  1. The Heritage Press set (though I would love to own copies of the Limited Edition Club set) has come to be my favorite non-illustrated, non-annotated set. For travelling I usually bring one of my Oxford annotated volumes (small but with end notes. When I'm sitting around with my cats on the couch, it's a toss-up between Klinger and Baring-Gould.
    If I were to write some sort of scholarly treatise and referenced page numbers, I would probably go with Heritage since it seems the most 'definitive' having been rigorously edited by EWS.

  2. Great choices! (Of course, there can't be a bad one.)

  3. Maybe a little bit late but...here I am :) from Italy.
    I'd love to own a copy of the Heritage Press set, but at the moment it is too expensive for me. I'll be able to afford it one day, I promise! :)
    Really you have the Canon i Italian, Mr Andriacco? I can't stand the sight of that book. The drawing on the cover page is horrible and the translation is far from accurate...

    1. A dire la verita', non ho mai letto quella traduzione italiana. Ma sono lieto di averlo!

  4. In the Complete Illustrated Strand Sherlock Holmes, I'm curious which illustrations, if any, are included with STUD and SIGN, as those were not publushed in The Strand Magazine. This set was published by Wordsworth, I think. I have three paperbacks from Wordsworth from the 1990s that are Strand facsimiles but STUD and SIGN have no illustrations.
    For me, the perfect edition of Holmes would be multiple volumes of trade size paperbacks in the illustrated facsimile style. The '90s Wordsworth paperbacks are almost it. The drawbacks are lack of illustrations in the first two stories, illustrations are usually much too dark, and my volume 1 is 1.5 inches smaller than the other two. Bah!
    There's a newer Wordsworth paperback set on the market now, but I can't find any pictures online to show me what illustrations are included.

  5. Would you be able to compare the font of the new annotated edition with some others? I'm thinking about buying this version, but worried if the print is too small.

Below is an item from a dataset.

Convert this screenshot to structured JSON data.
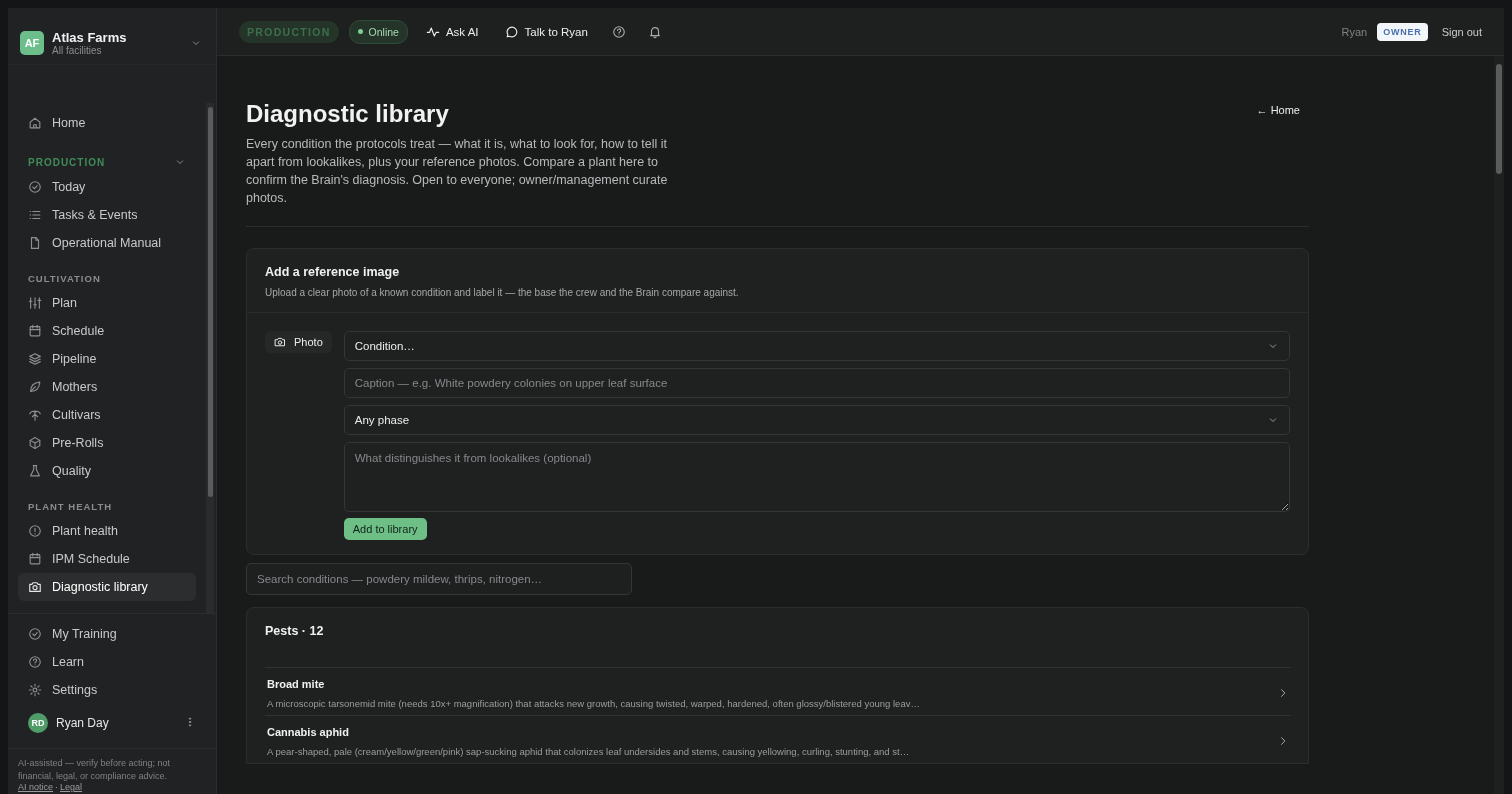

  6. The print size (font) in The New Annotated is no smaller than the traditional Doubleday. And, in my opinion, the spacing actually makes it easier to read. I just compared the two side by side.

  7. Sixty stories? I thought there were 56 stories and four novels.

    You refer to the Strand edition's "fine print." Does this mean that it's the size of a malnourished sugar ant, or does this mean that it's so stupendously wonderful that a committed (not to say commitable) Holmes' lover would perform any base or dangerous act in order to possess it?

    I have NO favorite set. I ONLY have the monstrously gargantuan (that is to say large) Doubleday edition that could crush an equally large tabby cat if said cat should trip his human, causing the human to flail to save himself, and thus dropping the book in the process (I have such a cat--in fact, I have five cats, although only one weighs 15-pounds AND is too old to dodge a book or even to see it coming).

    I have now searched SO long and SO in vain to find a set that I COULD love, that cost is no longer relevant. I would sign my immortal over to Satan if ONLY I could find a really and truly complete, hardcover, fully illustrated, multiple volume edition with a font that doesn't strain normal eyes (normal for age 72, that is). If I may further impose upon your time, might I ask what, if you were I, would you buy?

    1. Unfortunately, I don't know of any edition that meets all of your criteria.

    2. Well, thank you anyway, Doc. It sometimes happens that the need for something strikes me as so obvious and so pressing that I'm simply sure it must have long since been created, but, as in this case, it hasn't.

  8. I found a good deal for the Tess Press Edition but how is the quality of the book? Can you say that it will last a lifetime? Or should I go with the B&N edition?

  9. Sorry, but I'm not familiar with that edition.

  10. Surely the Oxford Sherlock Holmes, with its extremely detailed annotation, is the best?

  11. And the Oxford edition is very well bound, with good quality paper and clear type.